• [Instructions for the task]: Type the listing below out again exactly. No images.
*** Begin section ***
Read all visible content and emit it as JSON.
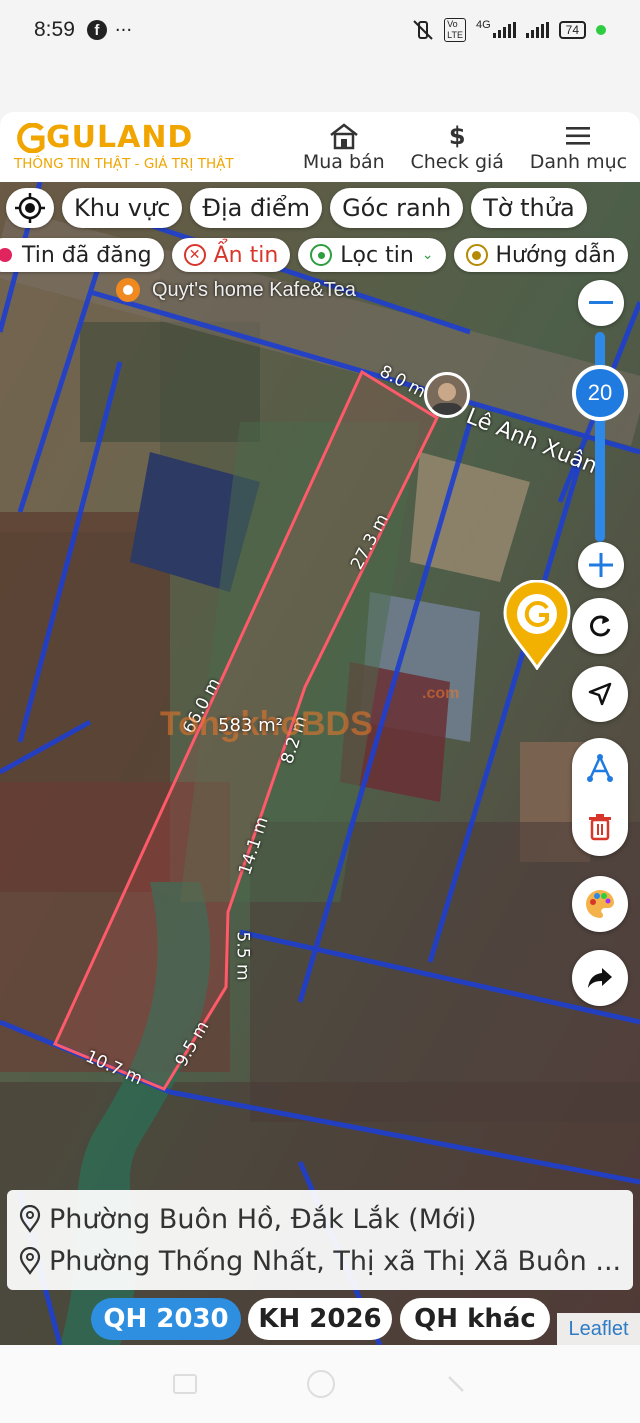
{
  "status_bar": {
    "time": "8:59",
    "more": "···",
    "network": "4G",
    "battery": "74"
  },
  "header": {
    "logo": "GULAND",
    "tagline": "THÔNG TIN THẬT - GIÁ TRỊ THẬT",
    "nav": [
      {
        "label": "Mua bán",
        "icon": "house-icon"
      },
      {
        "label": "Check giá",
        "icon": "dollar-icon"
      },
      {
        "label": "Danh mục",
        "icon": "menu-icon"
      }
    ]
  },
  "filters_row1": [
    "Khu vực",
    "Địa điểm",
    "Góc ranh",
    "Tờ thửa"
  ],
  "filters_row2": [
    "Tin đã đăng",
    "Ẩn tin",
    "Lọc tin",
    "Hướng dẫn"
  ],
  "map": {
    "poi": "Quyt's home Kafe&Tea",
    "street": "Lê Anh Xuân",
    "area": "583 m²",
    "watermark": "TongkhoBDS",
    "watermark_suffix": ".com",
    "edges": [
      "8.0 m",
      "27.3 m",
      "66.0 m",
      "8.2 m",
      "14.1 m",
      "5.5 m",
      "9.5 m",
      "10.7 m"
    ],
    "zoom": "20"
  },
  "address": [
    "Phường Buôn Hồ, Đắk Lắk (Mới)",
    "Phường Thống Nhất, Thị xã Thị Xã Buôn ..."
  ],
  "plan_tabs": [
    "QH 2030",
    "KH 2026",
    "QH khác"
  ],
  "attribution": "Leaflet",
  "colors": {
    "brand": "#f0a500",
    "accent": "#1f7be0",
    "boundary": "#ff5a6a",
    "parcel_lines": "#1e3fd0"
  }
}
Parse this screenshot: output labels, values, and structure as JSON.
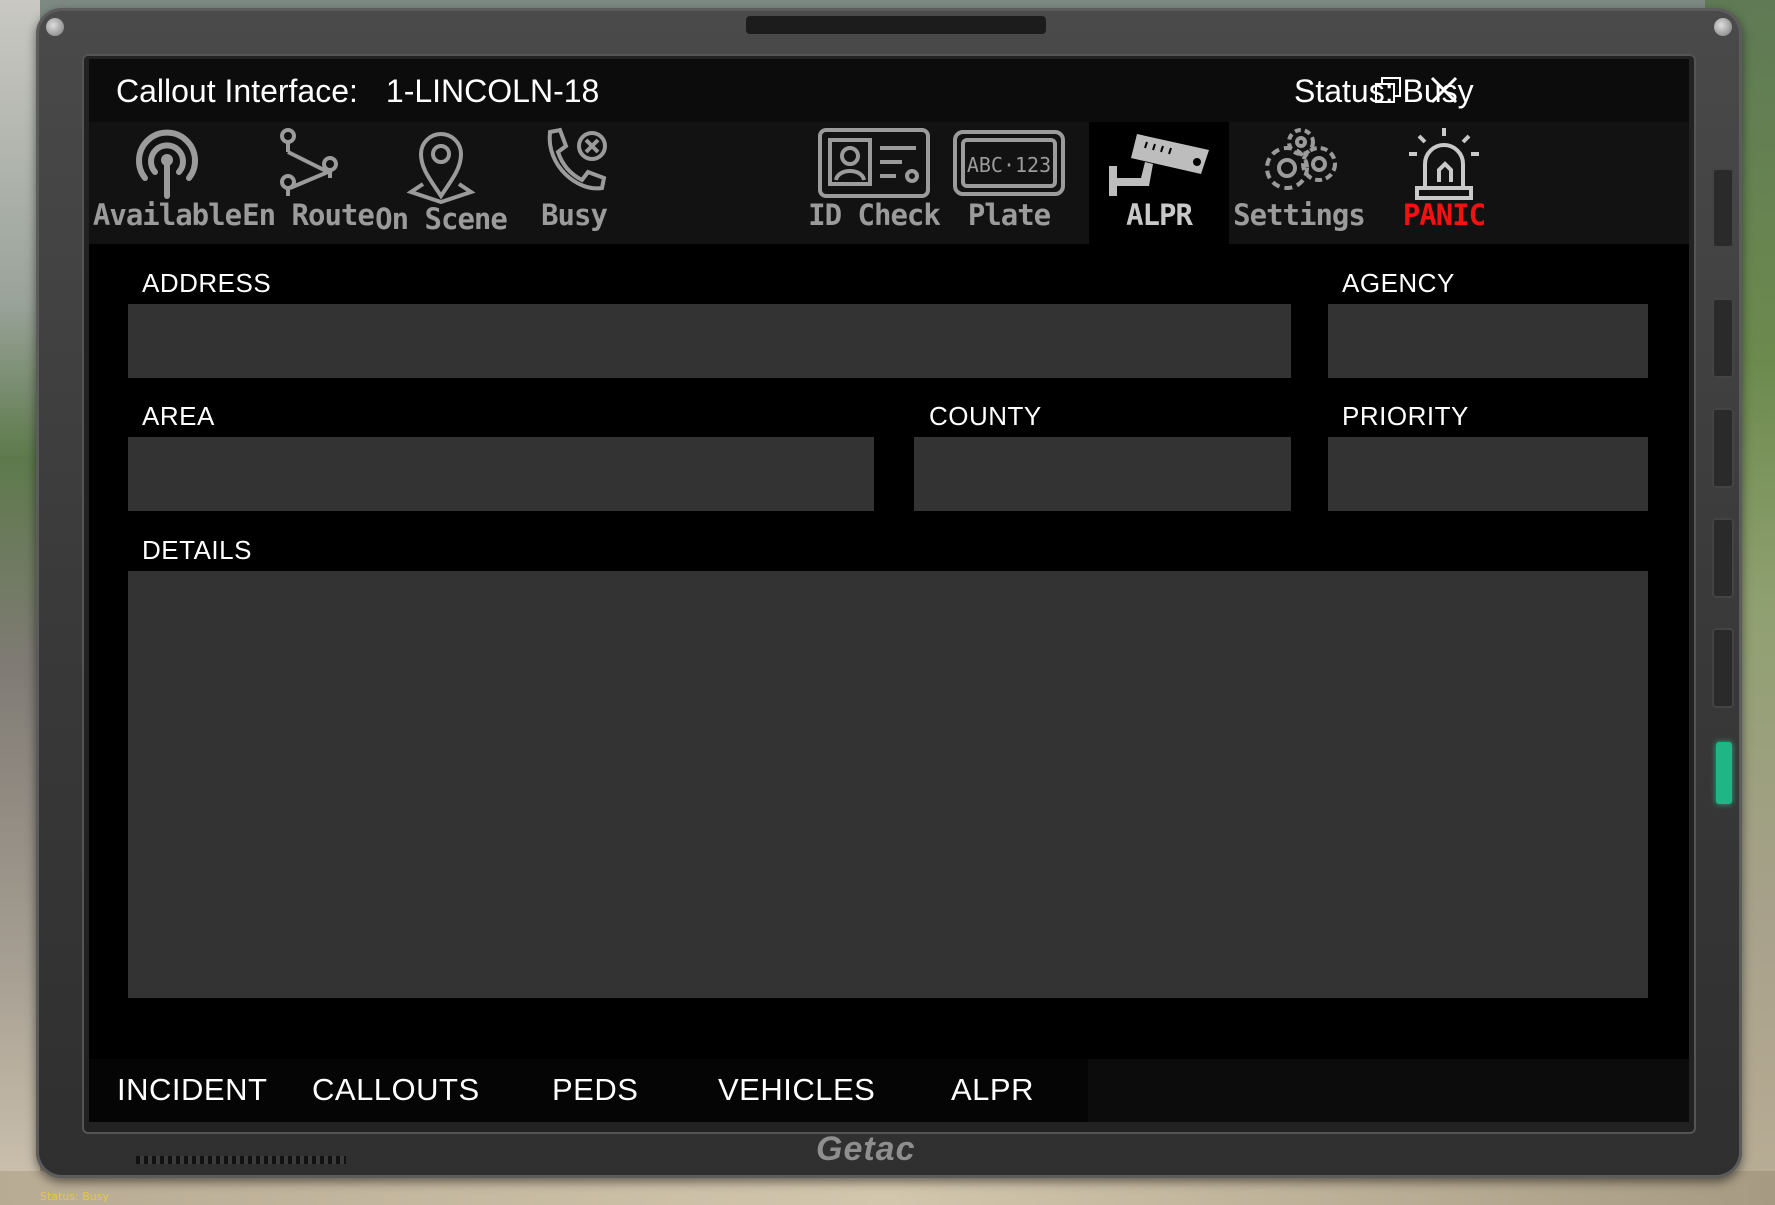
{
  "window": {
    "title": "Callout Interface:",
    "unit": "1-LINCOLN-18",
    "status": "Status: Busy"
  },
  "toolbar": [
    {
      "label": "Available",
      "icon": "broadcast-icon"
    },
    {
      "label": "En Route",
      "icon": "route-icon"
    },
    {
      "label": "On Scene",
      "icon": "map-pin-icon"
    },
    {
      "label": "Busy",
      "icon": "phone-busy-icon"
    },
    {
      "label": "ID Check",
      "icon": "id-card-icon"
    },
    {
      "label": "Plate",
      "icon": "license-plate-icon"
    },
    {
      "label": "ALPR",
      "icon": "security-camera-icon",
      "active": true
    },
    {
      "label": "Settings",
      "icon": "gears-icon"
    },
    {
      "label": "PANIC",
      "icon": "siren-icon",
      "color": "#f21212"
    }
  ],
  "form": {
    "address": {
      "label": "ADDRESS",
      "value": ""
    },
    "agency": {
      "label": "AGENCY",
      "value": ""
    },
    "area": {
      "label": "AREA",
      "value": ""
    },
    "county": {
      "label": "COUNTY",
      "value": ""
    },
    "priority": {
      "label": "PRIORITY",
      "value": ""
    },
    "details": {
      "label": "DETAILS",
      "value": ""
    }
  },
  "tabs": [
    "INCIDENT",
    "CALLOUTS",
    "PEDS",
    "VEHICLES",
    "ALPR"
  ],
  "device": {
    "brand": "Getac",
    "status_overlay": "Status: Busy"
  },
  "colors": {
    "panic": "#f21212",
    "field": "#333333",
    "led": "#1fb585"
  }
}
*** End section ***
• [Your solution]:
Read all visible content and emit it as JSON.
{
  "status_bar": {
    "time": "8:59",
    "more": "···",
    "network": "4G",
    "battery": "74"
  },
  "header": {
    "logo": "GULAND",
    "tagline": "THÔNG TIN THẬT - GIÁ TRỊ THẬT",
    "nav": [
      {
        "label": "Mua bán",
        "icon": "house-icon"
      },
      {
        "label": "Check giá",
        "icon": "dollar-icon"
      },
      {
        "label": "Danh mục",
        "icon": "menu-icon"
      }
    ]
  },
  "filters_row1": [
    "Khu vực",
    "Địa điểm",
    "Góc ranh",
    "Tờ thửa"
  ],
  "filters_row2": [
    "Tin đã đăng",
    "Ẩn tin",
    "Lọc tin",
    "Hướng dẫn"
  ],
  "map": {
    "poi": "Quyt's home Kafe&Tea",
    "street": "Lê Anh Xuân",
    "area": "583 m²",
    "watermark": "TongkhoBDS",
    "watermark_suffix": ".com",
    "edges": [
      "8.0 m",
      "27.3 m",
      "66.0 m",
      "8.2 m",
      "14.1 m",
      "5.5 m",
      "9.5 m",
      "10.7 m"
    ],
    "zoom": "20"
  },
  "address": [
    "Phường Buôn Hồ, Đắk Lắk (Mới)",
    "Phường Thống Nhất, Thị xã Thị Xã Buôn ..."
  ],
  "plan_tabs": [
    "QH 2030",
    "KH 2026",
    "QH khác"
  ],
  "attribution": "Leaflet",
  "colors": {
    "brand": "#f0a500",
    "accent": "#1f7be0",
    "boundary": "#ff5a6a",
    "parcel_lines": "#1e3fd0"
  }
}
Parse this screenshot: output labels, values, and structure as JSON.
{
  "window": {
    "title": "Callout Interface:",
    "unit": "1-LINCOLN-18",
    "status": "Status: Busy"
  },
  "toolbar": [
    {
      "label": "Available",
      "icon": "broadcast-icon"
    },
    {
      "label": "En Route",
      "icon": "route-icon"
    },
    {
      "label": "On Scene",
      "icon": "map-pin-icon"
    },
    {
      "label": "Busy",
      "icon": "phone-busy-icon"
    },
    {
      "label": "ID Check",
      "icon": "id-card-icon"
    },
    {
      "label": "Plate",
      "icon": "license-plate-icon"
    },
    {
      "label": "ALPR",
      "icon": "security-camera-icon",
      "active": true
    },
    {
      "label": "Settings",
      "icon": "gears-icon"
    },
    {
      "label": "PANIC",
      "icon": "siren-icon",
      "color": "#f21212"
    }
  ],
  "form": {
    "address": {
      "label": "ADDRESS",
      "value": ""
    },
    "agency": {
      "label": "AGENCY",
      "value": ""
    },
    "area": {
      "label": "AREA",
      "value": ""
    },
    "county": {
      "label": "COUNTY",
      "value": ""
    },
    "priority": {
      "label": "PRIORITY",
      "value": ""
    },
    "details": {
      "label": "DETAILS",
      "value": ""
    }
  },
  "tabs": [
    "INCIDENT",
    "CALLOUTS",
    "PEDS",
    "VEHICLES",
    "ALPR"
  ],
  "device": {
    "brand": "Getac",
    "status_overlay": "Status: Busy"
  },
  "colors": {
    "panic": "#f21212",
    "field": "#333333",
    "led": "#1fb585"
  }
}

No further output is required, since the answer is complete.